Source data
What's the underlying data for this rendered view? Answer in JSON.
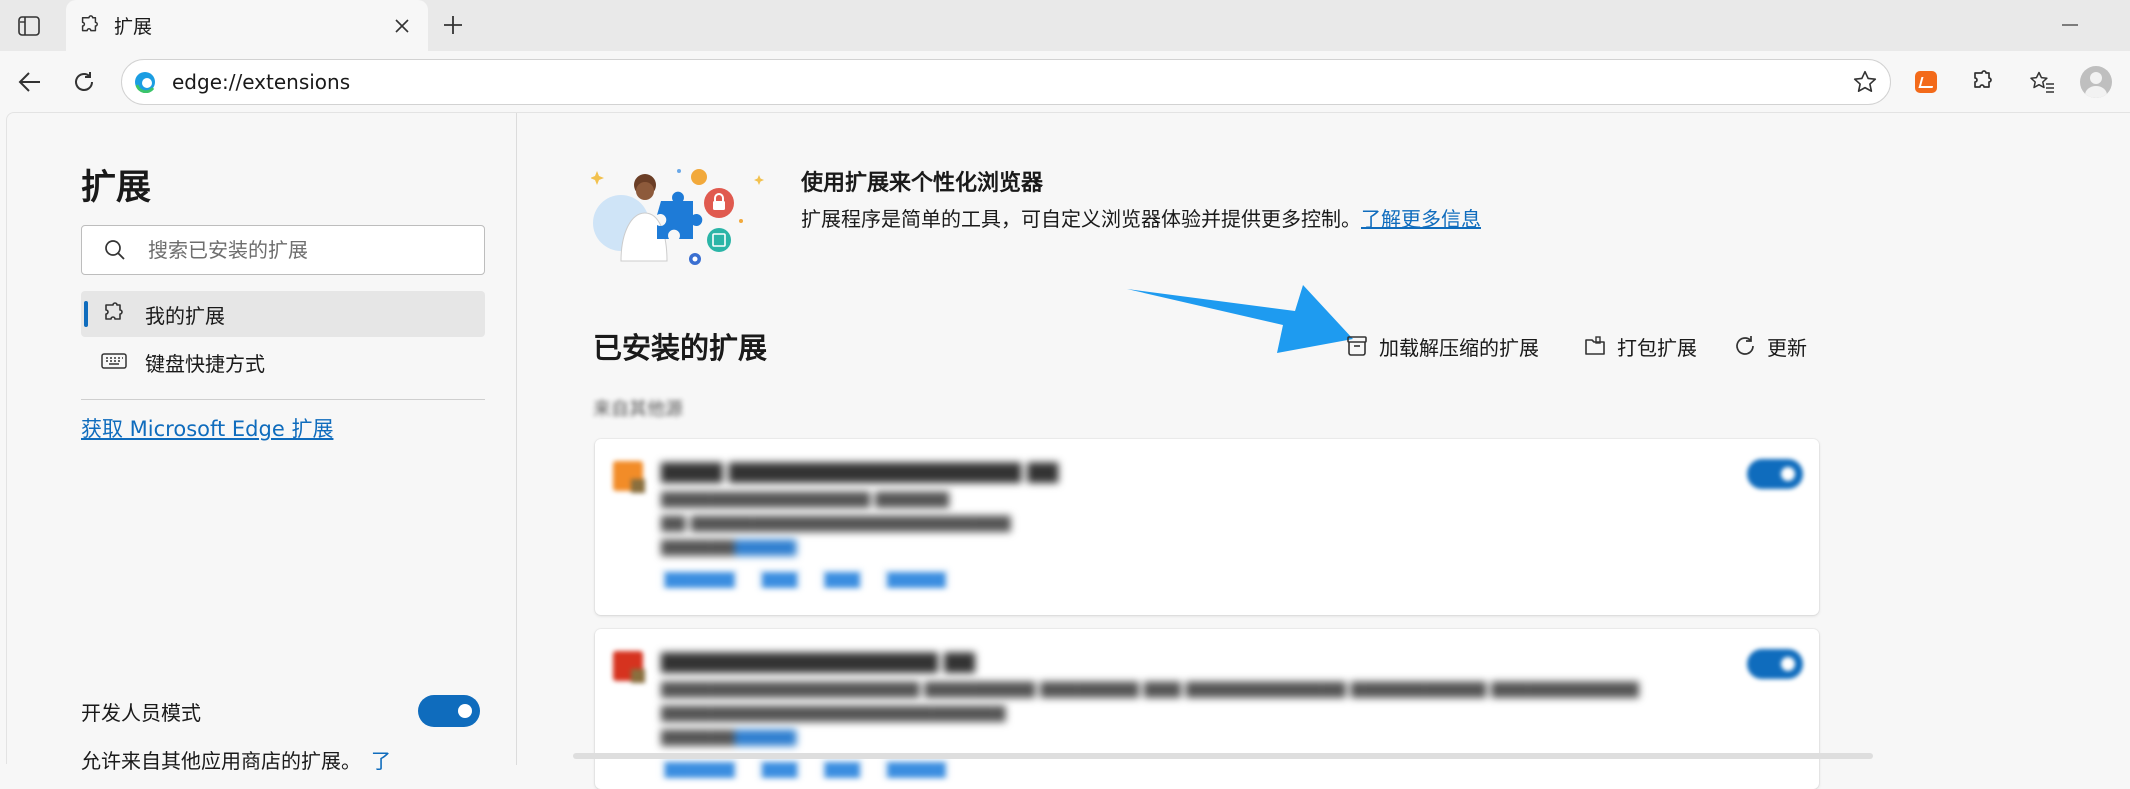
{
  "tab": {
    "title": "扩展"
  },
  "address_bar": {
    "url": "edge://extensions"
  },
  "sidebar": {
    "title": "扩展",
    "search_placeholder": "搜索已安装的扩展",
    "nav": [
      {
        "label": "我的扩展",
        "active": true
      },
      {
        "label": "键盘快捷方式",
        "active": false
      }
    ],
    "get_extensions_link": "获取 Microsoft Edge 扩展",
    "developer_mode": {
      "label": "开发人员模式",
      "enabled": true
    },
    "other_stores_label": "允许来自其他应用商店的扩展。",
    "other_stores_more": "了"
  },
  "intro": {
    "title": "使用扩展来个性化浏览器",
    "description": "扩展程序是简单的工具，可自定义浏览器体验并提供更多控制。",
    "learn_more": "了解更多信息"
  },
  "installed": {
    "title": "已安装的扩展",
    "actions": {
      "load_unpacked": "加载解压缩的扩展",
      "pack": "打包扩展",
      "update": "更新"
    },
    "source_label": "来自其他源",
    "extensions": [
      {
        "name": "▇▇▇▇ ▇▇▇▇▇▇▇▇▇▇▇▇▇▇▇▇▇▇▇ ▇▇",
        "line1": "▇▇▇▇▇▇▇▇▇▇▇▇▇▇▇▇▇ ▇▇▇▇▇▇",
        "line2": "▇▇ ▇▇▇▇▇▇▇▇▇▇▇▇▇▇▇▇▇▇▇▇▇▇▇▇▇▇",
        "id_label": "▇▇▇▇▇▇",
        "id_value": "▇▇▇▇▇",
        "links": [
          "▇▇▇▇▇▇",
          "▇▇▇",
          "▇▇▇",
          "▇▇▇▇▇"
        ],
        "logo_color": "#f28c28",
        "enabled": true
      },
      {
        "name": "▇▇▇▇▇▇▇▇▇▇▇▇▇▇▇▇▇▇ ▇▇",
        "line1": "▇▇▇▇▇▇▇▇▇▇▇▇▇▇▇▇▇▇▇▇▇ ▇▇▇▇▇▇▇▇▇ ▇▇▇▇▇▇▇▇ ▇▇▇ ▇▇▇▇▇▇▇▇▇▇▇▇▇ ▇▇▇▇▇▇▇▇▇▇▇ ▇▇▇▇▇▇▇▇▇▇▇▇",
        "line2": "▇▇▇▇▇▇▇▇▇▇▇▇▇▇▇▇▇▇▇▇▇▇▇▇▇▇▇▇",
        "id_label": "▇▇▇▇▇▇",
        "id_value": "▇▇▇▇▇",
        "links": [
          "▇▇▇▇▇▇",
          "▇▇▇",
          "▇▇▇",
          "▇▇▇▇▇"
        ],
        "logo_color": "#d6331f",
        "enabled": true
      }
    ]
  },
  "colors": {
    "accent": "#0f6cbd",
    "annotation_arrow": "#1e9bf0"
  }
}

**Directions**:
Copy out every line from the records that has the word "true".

**Output of the task**:
        "active": true
      "enabled": true
        "enabled": true
        "enabled": true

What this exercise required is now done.